A lab in New Haven
Held biotech mavens
Who looked at the functions of nerves
Along came a spider
With venom inside her
So they looked at purpose it serves
See, nature is cunning
And spiders are stunning—
No, really; their bites stun their prey
So maybe a toxin
Some synapse, just locks in
And shuts down the nerve in this way
They’ve explored bites and stings
Of such poisonous things
But they wished they could search even more
The answer’s appearing
Cos, now, toxineering
Yields larger amounts to explore
Now, one such advance
From a kind of tarant-
ula (called the Peruvian Green),
The authors explain
Could relieve chronic pain:
Toxineering pays off, we have seen
But the true coolest thing
(and this makes my heart sing)
Is that, someday, I’m likely to hear
From my neighbor (say, Bob)
When I ask him his job,
He replies “I’m a nerve toxineer”.
Venoms contain many active toxins, not all of them suitable for use in humans.

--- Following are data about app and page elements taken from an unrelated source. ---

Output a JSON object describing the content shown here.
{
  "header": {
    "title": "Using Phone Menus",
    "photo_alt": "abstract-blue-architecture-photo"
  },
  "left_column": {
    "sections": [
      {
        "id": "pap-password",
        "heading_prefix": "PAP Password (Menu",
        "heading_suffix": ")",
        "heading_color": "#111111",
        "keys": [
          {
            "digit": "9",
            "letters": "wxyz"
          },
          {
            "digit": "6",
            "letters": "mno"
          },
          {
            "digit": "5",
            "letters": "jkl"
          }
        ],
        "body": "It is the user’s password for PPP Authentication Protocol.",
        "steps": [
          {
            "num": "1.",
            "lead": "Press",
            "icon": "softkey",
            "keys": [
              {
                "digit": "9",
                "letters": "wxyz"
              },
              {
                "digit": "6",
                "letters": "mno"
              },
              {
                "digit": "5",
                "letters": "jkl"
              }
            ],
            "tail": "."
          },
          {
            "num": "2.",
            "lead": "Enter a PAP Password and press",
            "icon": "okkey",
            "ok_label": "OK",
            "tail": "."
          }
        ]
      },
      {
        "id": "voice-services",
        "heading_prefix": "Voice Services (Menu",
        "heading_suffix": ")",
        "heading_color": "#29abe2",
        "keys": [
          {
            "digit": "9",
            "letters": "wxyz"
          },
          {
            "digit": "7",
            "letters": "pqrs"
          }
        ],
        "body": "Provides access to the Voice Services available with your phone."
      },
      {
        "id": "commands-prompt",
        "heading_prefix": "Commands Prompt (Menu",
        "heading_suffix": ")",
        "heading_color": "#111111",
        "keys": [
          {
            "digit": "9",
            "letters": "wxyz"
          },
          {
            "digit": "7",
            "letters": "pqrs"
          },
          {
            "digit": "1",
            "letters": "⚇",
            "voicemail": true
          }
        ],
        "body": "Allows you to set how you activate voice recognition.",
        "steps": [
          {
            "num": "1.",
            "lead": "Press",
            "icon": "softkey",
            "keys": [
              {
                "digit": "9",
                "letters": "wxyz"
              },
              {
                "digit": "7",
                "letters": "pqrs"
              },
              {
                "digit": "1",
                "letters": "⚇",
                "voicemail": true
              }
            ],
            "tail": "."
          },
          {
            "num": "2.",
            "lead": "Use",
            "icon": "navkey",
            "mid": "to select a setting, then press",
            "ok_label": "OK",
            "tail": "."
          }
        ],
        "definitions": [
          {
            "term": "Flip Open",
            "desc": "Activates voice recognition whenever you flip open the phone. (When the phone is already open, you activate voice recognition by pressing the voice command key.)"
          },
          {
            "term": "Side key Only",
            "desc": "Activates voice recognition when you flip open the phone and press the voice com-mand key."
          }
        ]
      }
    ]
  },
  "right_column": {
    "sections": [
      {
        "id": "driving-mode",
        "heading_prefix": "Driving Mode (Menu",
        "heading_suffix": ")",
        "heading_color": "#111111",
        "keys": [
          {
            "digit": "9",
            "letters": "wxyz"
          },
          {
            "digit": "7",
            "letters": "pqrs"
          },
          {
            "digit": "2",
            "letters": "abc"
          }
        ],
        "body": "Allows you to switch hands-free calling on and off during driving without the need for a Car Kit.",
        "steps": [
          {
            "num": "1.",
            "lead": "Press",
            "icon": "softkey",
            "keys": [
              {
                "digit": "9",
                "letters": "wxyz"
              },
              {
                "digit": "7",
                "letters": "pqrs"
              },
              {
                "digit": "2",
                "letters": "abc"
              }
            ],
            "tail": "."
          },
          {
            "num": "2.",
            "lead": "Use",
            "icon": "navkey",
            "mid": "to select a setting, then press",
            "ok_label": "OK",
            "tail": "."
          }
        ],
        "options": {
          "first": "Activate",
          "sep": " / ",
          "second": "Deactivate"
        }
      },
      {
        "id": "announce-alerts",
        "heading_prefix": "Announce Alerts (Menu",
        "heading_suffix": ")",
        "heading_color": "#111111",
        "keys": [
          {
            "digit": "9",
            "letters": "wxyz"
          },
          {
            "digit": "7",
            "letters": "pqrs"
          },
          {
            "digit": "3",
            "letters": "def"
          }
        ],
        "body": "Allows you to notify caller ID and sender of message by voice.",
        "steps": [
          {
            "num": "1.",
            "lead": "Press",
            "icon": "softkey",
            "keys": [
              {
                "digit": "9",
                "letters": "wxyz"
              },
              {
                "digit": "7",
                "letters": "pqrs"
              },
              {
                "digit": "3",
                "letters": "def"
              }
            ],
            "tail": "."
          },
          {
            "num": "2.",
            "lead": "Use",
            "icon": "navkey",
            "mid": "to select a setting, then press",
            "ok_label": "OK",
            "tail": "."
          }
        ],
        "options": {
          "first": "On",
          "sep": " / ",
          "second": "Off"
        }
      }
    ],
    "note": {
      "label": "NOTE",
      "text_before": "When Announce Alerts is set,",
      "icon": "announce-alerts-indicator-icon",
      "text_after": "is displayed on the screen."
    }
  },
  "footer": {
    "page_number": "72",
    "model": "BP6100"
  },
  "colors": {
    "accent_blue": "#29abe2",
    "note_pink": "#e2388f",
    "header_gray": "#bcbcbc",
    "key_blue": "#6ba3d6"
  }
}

And once a potentially effective toxin is identified, researchers must run further tests to determine which neural pathways it might affect.
But now researchers at Yale University say they have sped up the process by using DNA cloning technology to build large libraries of spider venoms. This makes it easier to test the impact of a broad range of toxins on a particular neural pathway. They refer to the process as toxineering.
Three cool things stand out to me:
Third coolest: Sure, we’ve seen it before, but the whole idea of using naturally occurring venoms as a laboratory for medicine is just plain cool. The paper the Times refers to reviews quite a few examples, only some of which I was familiar with–cone snail toxins, for instance, along with scorpion venom and literally hundreds of different sorts of spider venoms. Evolution did the tinkering to invent the stuff, and all we need to do is discover it before we render it extinct (we are our own worst enemies, sometimes). In this case, a promising treatment for chronic pain and inflammation was found in the venom of Peruvian Green Velvet Tarantula. Yeah, I know–and this is only the third coolest thing.
Second coolest: But you see, naturally occurring venoms are messy–there may be a great many different toxic peptides in one spider’s venom, in varying amounts, and it might be very difficult to see the effects of a low-concentration peptide when it is masked by a much more abundant one. The new research clones individual toxins, such that mixtures of equal molarity can be tested. The specific peptide here was found by systematically exploring a toxin library of around 100 cloned toxic peptides. The procedure can be scaled, too–it doesn’t depend on farming a whole bunch of spiders. So, yeah, there are people who can casually drop into conversation the fact that they happen to have a library of spider toxins that they can mix to order. I expect this from Bond villains, or from Sherlock Holmes, but not in real life. Very cool. But only second coolest.
Coolest: They call the process “Toxineering”. Which, to me, juxtaposes thoughts of SPECTRE and the Mickey Mouse Club. “Toxineer roll call!” I picture lab headgear with, instead of Mousketeer ears, oversized tarantula eyes. Annette Funicello with extra legs. Theme parks located in hollowed out volcanoes. Souvenir lab coats.
But I am easily amused.